And that’s not all, a report by Hounslow Council in West London published recently highlighted that they had found nearly 1,000 immigrants sharing rooms in buy-to-let homes in just one street in their area.
With so many people living in a small space, landlords can expect wearing tear in serious damage to the property to increase.
In the example given by the AIIC of 30 people sharing one property, they found that most of the doors and carpets were ruined, most of the landlord’s furniture was missing and tenants had used curtain poles for drying wet clothes from. The landlord in that case had a bill for more than £10,000 to repair the damage.
Landlords can save money by checking their properties. By regularly checking a property, a landlord will avoid this situation from arising and from getting out of control. The most common damage being recorded in properties with ghost tenants include extensive cigarette and iron burns on carpets, damaged baths and window sills and frames. Wooden floors particularly see extensive damage from stiletto heel imprints and from heat damage.
Should a landlord find that a property has been sublet then they should change the locks as soon as possible to prevent people from moving back in and from causing damage after leaving.
Pat Barber, the AIIC’s chairman, said the issue of ghost tenants was not restricted to landlords with properties in big cities and there were increasing incidence of homes in small towns and suburbs being sublet illegally. She explained:
“There are migration pressures in London which is creating an unprecedented demand for housing but there are unscrupulous landlords cashing in by converting garages and outbuildings and then offering them to vulnerable tenants.”

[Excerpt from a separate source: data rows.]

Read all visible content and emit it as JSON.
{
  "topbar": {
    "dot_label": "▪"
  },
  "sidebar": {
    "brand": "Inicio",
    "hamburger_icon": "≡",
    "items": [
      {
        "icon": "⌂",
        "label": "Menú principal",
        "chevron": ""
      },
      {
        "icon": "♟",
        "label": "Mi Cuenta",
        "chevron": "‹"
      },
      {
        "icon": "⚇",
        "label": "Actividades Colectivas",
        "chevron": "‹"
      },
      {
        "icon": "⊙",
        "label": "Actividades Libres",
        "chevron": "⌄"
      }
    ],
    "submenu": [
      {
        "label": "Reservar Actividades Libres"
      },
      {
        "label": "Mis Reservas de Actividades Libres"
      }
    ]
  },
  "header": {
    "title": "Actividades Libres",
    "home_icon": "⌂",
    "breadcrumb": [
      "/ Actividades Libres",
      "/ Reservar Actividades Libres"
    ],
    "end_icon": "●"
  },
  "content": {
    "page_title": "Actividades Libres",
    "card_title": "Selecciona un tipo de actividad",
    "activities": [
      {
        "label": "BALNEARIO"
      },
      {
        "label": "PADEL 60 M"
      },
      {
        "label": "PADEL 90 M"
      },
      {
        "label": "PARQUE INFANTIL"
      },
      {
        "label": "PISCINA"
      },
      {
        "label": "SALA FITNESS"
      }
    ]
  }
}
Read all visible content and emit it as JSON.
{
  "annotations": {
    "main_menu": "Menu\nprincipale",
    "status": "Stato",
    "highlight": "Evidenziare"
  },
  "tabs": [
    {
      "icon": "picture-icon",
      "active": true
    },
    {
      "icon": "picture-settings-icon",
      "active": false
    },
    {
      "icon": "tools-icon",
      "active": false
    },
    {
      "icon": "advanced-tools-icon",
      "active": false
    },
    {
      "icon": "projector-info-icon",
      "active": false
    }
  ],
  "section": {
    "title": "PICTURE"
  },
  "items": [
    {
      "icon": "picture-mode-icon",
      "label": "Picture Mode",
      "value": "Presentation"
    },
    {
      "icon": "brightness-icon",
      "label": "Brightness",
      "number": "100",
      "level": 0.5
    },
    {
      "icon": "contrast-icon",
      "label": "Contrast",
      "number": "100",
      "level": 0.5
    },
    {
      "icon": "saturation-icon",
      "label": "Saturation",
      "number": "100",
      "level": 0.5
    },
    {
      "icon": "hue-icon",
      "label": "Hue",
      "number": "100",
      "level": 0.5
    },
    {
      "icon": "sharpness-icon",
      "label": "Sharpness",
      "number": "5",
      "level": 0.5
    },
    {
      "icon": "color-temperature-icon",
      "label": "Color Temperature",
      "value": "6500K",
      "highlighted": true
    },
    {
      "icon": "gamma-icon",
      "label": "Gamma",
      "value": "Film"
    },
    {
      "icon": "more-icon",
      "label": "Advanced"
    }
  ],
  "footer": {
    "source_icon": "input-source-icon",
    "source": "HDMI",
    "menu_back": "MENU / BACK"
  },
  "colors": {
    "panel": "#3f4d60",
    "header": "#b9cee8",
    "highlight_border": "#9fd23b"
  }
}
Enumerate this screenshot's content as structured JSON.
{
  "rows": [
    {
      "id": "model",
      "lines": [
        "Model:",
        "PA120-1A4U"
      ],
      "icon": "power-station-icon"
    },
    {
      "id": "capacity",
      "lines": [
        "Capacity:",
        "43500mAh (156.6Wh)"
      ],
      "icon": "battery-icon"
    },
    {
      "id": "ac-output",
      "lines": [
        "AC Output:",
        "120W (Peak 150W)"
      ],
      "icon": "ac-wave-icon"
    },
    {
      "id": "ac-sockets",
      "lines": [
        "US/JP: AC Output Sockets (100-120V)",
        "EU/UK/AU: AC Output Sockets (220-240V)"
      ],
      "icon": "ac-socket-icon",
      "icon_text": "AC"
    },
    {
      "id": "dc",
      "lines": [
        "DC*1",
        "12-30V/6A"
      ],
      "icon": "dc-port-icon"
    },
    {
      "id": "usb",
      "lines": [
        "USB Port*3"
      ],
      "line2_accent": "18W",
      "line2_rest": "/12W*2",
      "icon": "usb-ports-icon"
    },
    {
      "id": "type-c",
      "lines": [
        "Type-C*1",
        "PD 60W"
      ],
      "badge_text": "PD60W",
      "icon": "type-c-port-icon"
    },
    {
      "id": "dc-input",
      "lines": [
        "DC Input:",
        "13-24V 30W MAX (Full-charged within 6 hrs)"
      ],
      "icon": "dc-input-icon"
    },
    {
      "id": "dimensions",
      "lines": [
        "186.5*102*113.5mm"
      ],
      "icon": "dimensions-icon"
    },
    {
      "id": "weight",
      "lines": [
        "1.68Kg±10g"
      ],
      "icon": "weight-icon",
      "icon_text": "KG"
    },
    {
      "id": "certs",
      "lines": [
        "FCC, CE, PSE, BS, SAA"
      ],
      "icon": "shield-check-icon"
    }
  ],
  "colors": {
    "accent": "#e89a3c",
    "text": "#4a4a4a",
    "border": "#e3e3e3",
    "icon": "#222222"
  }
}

To underline that the problem of ‘beds in sheds’ is huge, the investigators from Hounslow Council used a plane to detect what they expected to be 75 suspicious buildings being home to illegal immigrants. Instead, their investigation revealed that there were actually 319 buildings being used.